What you are asked to do – Gather all lines from the material that contain "icon".

Data shown –
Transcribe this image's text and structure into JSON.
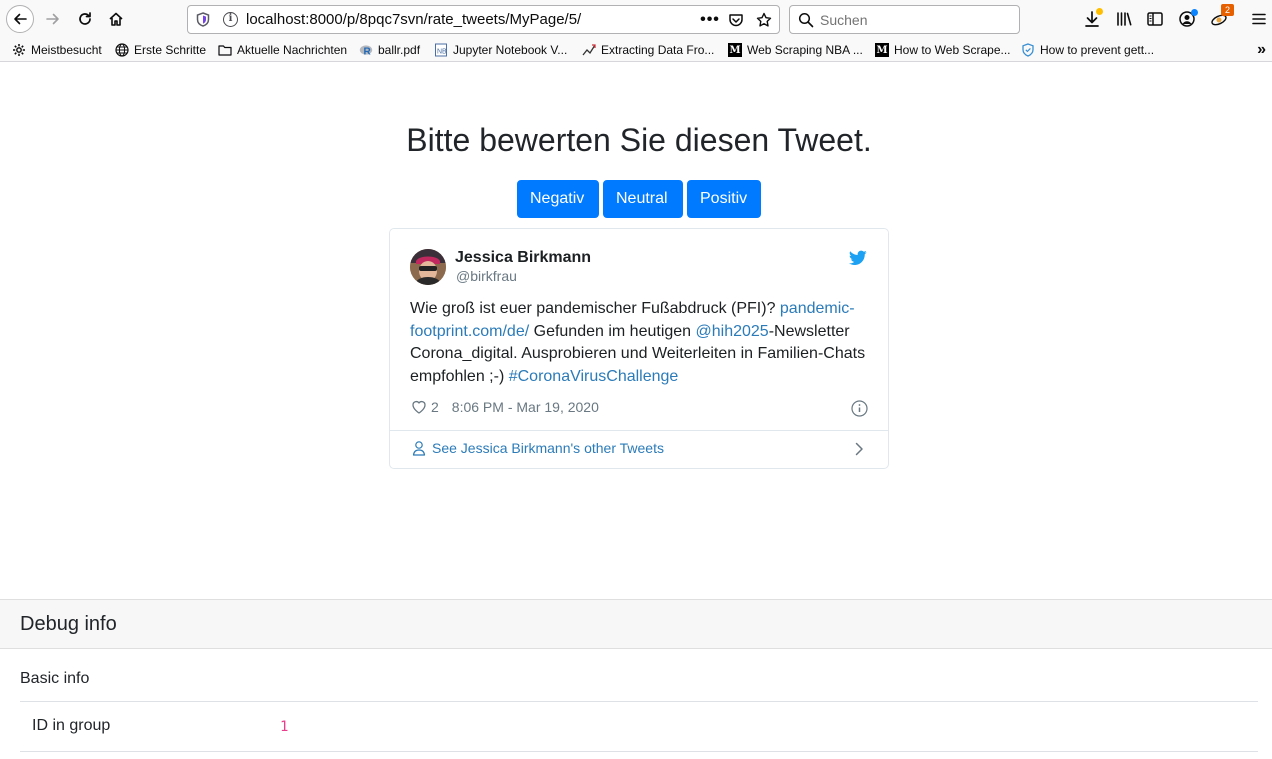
{
  "browser": {
    "url_host": "localhost",
    "url_path": ":8000/p/8pqc7svn/rate_tweets/MyPage/5/",
    "url_more": "•••",
    "search_placeholder": "Suchen",
    "extension_badge": "2",
    "bookmarks": [
      {
        "label": "Meistbesucht",
        "icon": "gear-icon"
      },
      {
        "label": "Erste Schritte",
        "icon": "globe-icon"
      },
      {
        "label": "Aktuelle Nachrichten",
        "icon": "folder-icon"
      },
      {
        "label": "ballr.pdf",
        "icon": "r-logo-icon"
      },
      {
        "label": "Jupyter Notebook V...",
        "icon": "notebook-icon"
      },
      {
        "label": "Extracting Data Fro...",
        "icon": "chart-icon"
      },
      {
        "label": "Web Scraping NBA ...",
        "icon": "medium-icon"
      },
      {
        "label": "How to Web Scrape...",
        "icon": "medium-icon"
      },
      {
        "label": "How to prevent gett...",
        "icon": "shield-icon"
      }
    ],
    "bookmark_overflow": "»"
  },
  "page": {
    "title": "Bitte bewerten Sie diesen Tweet.",
    "buttons": {
      "negative": "Negativ",
      "neutral": "Neutral",
      "positive": "Positiv"
    }
  },
  "tweet": {
    "name": "Jessica Birkmann",
    "handle": "@birkfrau",
    "text_1": "Wie groß ist euer pandemischer Fußabdruck (PFI)? ",
    "link_1": "pandemic-footprint.com/de/",
    "text_2": " Gefunden im heutigen ",
    "link_2": "@hih2025",
    "text_3": "-Newsletter Corona_digital. Ausprobieren und Weiterleiten in Familien-Chats empfohlen ;-) ",
    "link_3": "#CoronaVirusChallenge",
    "likes": "2",
    "timestamp": "8:06 PM - Mar 19, 2020",
    "more_link": "See Jessica Birkmann's other Tweets",
    "colors": {
      "link": "#2b7bb9",
      "twitter_blue": "#1da1f2"
    }
  },
  "debug": {
    "title": "Debug info",
    "section": "Basic info",
    "rows": [
      {
        "label": "ID in group",
        "value": "1"
      }
    ]
  },
  "colors": {
    "primary": "#007bff",
    "code": "#e83e8c"
  }
}
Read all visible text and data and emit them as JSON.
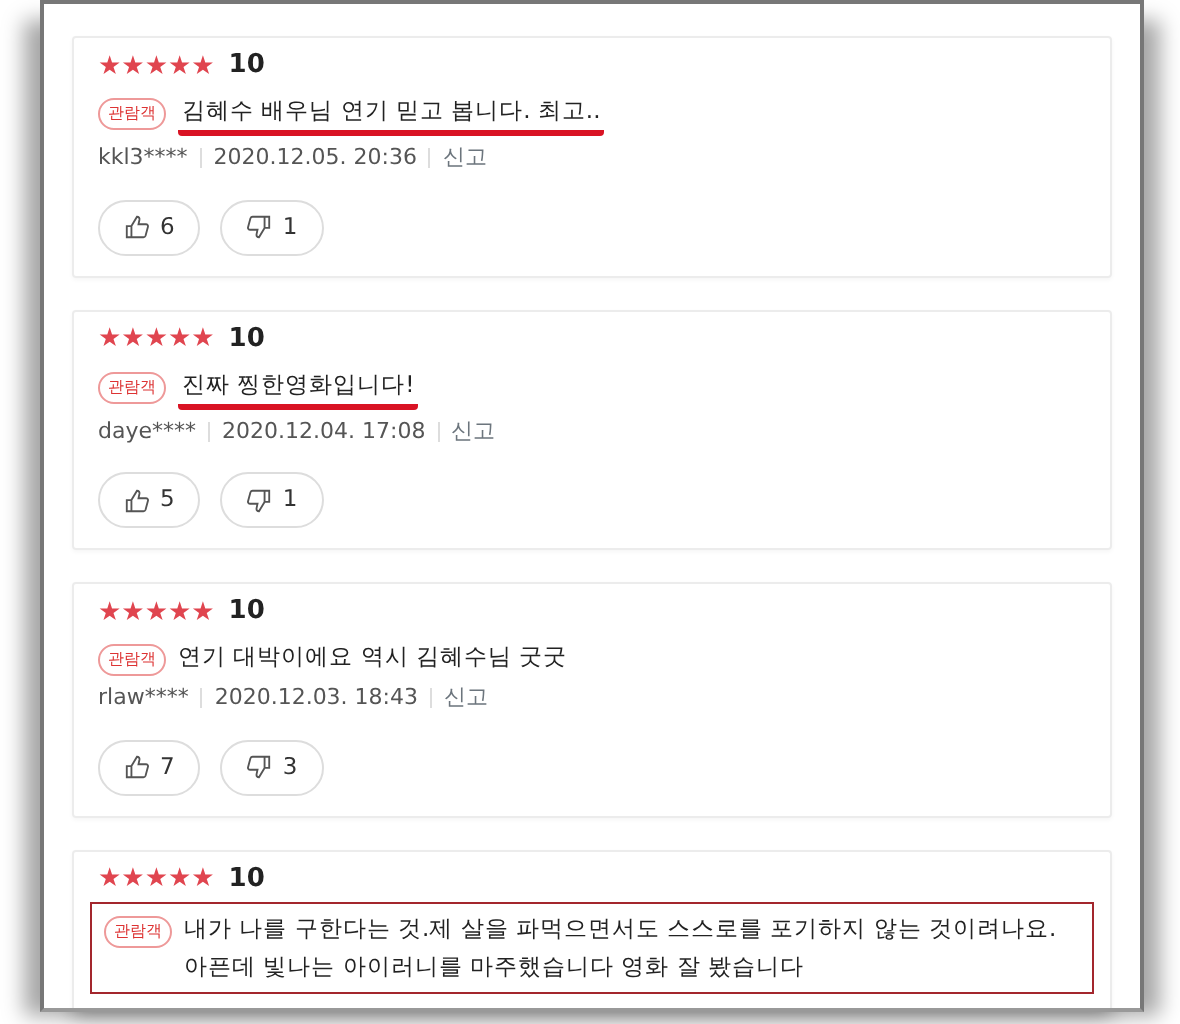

Solution to this problem –
        "icon": "gear-icon"
        "icon": "globe-icon"
        "icon": "folder-icon"
        "icon": "r-logo-icon"
        "icon": "notebook-icon"
        "icon": "chart-icon"
        "icon": "medium-icon"
        "icon": "medium-icon"
        "icon": "shield-icon"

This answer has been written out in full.